>>>
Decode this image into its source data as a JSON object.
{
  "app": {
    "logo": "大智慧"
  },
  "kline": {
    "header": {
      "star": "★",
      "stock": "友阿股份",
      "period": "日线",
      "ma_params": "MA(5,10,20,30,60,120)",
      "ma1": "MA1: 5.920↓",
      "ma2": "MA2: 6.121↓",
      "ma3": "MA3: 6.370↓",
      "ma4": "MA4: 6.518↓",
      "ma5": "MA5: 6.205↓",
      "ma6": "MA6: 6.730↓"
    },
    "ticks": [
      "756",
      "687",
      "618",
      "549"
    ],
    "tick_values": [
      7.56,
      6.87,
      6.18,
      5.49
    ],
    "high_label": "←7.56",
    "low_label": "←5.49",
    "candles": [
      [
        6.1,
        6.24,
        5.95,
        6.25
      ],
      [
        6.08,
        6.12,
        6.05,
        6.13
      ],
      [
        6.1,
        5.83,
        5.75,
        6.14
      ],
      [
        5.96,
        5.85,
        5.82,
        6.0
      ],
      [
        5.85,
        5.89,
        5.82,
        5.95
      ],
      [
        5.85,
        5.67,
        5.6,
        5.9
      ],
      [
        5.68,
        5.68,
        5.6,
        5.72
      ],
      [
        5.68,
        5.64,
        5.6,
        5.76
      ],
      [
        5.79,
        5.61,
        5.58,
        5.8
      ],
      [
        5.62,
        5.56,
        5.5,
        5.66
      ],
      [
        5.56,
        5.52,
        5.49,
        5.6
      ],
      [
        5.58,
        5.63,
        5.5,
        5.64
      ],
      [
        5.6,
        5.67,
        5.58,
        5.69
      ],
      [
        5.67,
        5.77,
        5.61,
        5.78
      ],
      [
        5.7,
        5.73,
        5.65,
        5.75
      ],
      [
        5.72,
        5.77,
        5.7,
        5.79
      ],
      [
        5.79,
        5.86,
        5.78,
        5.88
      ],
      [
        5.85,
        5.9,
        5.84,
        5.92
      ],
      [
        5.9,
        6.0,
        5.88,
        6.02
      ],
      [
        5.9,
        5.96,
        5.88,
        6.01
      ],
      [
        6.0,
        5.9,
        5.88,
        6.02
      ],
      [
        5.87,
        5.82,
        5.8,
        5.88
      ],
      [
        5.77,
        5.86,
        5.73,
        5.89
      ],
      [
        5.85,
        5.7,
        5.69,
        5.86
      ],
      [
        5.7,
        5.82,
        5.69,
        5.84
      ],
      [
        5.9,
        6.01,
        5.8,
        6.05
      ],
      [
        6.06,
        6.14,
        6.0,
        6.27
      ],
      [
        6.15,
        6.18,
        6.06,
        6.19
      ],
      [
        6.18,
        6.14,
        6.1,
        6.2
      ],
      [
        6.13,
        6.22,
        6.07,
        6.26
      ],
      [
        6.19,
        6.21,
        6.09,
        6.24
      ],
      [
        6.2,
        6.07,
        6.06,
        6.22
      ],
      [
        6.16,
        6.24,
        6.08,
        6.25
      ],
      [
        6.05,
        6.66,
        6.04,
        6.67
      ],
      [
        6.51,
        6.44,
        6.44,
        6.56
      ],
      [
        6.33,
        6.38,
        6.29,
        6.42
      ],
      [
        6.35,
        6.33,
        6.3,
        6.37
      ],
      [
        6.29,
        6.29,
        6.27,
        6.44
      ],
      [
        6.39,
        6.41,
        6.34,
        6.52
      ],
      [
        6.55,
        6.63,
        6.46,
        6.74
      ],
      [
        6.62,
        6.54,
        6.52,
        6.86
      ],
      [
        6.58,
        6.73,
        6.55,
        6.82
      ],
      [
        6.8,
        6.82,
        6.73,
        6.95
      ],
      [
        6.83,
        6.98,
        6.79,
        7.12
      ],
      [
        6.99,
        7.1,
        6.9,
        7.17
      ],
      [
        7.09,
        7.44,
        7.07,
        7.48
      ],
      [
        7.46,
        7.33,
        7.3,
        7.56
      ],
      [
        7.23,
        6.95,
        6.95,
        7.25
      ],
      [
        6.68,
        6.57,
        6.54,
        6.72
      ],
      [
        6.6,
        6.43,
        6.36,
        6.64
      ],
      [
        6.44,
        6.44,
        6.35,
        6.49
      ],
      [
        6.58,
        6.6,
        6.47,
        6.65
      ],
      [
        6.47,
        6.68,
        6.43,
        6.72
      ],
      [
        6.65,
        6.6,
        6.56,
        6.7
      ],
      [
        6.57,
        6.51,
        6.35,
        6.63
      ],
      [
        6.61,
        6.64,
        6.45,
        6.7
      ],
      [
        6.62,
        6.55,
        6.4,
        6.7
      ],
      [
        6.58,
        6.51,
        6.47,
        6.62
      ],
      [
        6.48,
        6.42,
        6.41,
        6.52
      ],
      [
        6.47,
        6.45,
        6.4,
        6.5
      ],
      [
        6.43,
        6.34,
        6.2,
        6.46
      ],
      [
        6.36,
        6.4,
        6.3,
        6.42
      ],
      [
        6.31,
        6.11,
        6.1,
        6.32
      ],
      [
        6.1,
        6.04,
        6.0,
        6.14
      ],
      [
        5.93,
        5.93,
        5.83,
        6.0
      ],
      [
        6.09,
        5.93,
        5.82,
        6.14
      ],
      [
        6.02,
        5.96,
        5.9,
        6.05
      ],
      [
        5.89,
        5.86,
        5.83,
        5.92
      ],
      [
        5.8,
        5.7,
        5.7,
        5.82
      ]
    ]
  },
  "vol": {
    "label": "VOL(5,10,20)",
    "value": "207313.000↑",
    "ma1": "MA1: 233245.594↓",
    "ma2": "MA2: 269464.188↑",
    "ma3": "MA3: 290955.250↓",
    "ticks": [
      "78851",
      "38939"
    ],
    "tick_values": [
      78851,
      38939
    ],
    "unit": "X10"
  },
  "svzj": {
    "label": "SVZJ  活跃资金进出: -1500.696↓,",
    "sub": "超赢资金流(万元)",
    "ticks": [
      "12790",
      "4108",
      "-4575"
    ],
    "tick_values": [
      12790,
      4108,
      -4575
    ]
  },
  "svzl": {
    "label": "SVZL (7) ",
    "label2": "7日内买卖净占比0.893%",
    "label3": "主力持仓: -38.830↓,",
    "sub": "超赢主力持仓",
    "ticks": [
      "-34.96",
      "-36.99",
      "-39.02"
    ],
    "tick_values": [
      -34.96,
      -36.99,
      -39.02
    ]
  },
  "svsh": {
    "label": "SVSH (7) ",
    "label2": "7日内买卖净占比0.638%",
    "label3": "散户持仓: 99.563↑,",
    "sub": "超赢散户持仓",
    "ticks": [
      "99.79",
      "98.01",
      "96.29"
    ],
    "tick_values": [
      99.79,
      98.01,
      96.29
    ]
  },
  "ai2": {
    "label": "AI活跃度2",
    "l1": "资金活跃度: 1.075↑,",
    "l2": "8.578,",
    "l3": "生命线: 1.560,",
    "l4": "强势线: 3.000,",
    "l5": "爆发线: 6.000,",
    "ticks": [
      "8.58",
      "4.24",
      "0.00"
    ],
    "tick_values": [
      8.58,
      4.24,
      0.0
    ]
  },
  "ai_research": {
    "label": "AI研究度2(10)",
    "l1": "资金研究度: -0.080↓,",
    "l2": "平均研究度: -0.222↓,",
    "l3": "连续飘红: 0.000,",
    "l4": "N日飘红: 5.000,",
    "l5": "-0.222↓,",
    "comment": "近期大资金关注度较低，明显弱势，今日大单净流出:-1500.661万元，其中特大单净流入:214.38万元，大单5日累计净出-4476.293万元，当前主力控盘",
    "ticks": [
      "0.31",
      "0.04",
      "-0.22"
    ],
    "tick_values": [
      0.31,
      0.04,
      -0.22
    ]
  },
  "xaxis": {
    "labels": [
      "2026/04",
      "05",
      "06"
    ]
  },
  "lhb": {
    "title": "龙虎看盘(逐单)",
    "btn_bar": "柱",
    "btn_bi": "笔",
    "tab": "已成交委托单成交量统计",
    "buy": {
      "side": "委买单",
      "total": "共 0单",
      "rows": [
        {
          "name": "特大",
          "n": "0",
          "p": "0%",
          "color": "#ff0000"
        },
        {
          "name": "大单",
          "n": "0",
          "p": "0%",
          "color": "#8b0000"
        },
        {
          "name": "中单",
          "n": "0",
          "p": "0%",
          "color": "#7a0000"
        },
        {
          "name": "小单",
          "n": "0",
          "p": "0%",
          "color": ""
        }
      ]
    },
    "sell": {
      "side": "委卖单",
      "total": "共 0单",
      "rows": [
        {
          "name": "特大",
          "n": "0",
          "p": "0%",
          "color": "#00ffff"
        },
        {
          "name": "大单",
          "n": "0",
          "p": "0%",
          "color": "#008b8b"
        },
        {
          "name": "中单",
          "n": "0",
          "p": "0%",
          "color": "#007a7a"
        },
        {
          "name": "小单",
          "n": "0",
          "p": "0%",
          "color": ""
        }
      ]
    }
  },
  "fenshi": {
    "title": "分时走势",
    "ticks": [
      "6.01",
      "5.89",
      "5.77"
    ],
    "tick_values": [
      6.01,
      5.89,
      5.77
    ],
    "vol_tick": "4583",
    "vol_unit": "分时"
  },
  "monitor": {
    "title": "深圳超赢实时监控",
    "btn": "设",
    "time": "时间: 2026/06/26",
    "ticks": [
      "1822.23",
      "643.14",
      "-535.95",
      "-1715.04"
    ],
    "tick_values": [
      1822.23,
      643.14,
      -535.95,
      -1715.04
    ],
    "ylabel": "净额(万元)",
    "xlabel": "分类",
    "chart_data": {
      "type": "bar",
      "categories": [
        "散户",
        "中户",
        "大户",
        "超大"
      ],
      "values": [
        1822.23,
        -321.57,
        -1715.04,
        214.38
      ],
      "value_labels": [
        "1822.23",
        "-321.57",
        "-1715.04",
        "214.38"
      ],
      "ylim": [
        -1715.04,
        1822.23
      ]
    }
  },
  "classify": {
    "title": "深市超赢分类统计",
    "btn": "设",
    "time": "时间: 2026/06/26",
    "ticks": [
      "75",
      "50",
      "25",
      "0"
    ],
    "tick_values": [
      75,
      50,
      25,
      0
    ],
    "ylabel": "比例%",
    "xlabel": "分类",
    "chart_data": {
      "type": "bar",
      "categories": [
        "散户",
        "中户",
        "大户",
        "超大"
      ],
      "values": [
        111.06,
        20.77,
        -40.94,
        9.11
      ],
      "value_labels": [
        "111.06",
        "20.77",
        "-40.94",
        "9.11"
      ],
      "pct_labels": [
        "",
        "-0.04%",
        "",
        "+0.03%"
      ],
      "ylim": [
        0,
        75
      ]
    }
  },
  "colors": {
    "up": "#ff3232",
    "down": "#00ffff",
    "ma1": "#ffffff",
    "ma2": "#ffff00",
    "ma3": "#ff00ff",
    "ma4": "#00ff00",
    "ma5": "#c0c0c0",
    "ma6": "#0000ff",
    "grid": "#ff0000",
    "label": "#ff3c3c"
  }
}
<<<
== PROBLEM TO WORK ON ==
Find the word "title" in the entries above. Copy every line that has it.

== ANSWER TO THIS EXERCISE ==
    "title": "龙虎看盘(逐单)",
    "title": "分时走势",
    "title": "深圳超赢实时监控",
    "title": "深市超赢分类统计",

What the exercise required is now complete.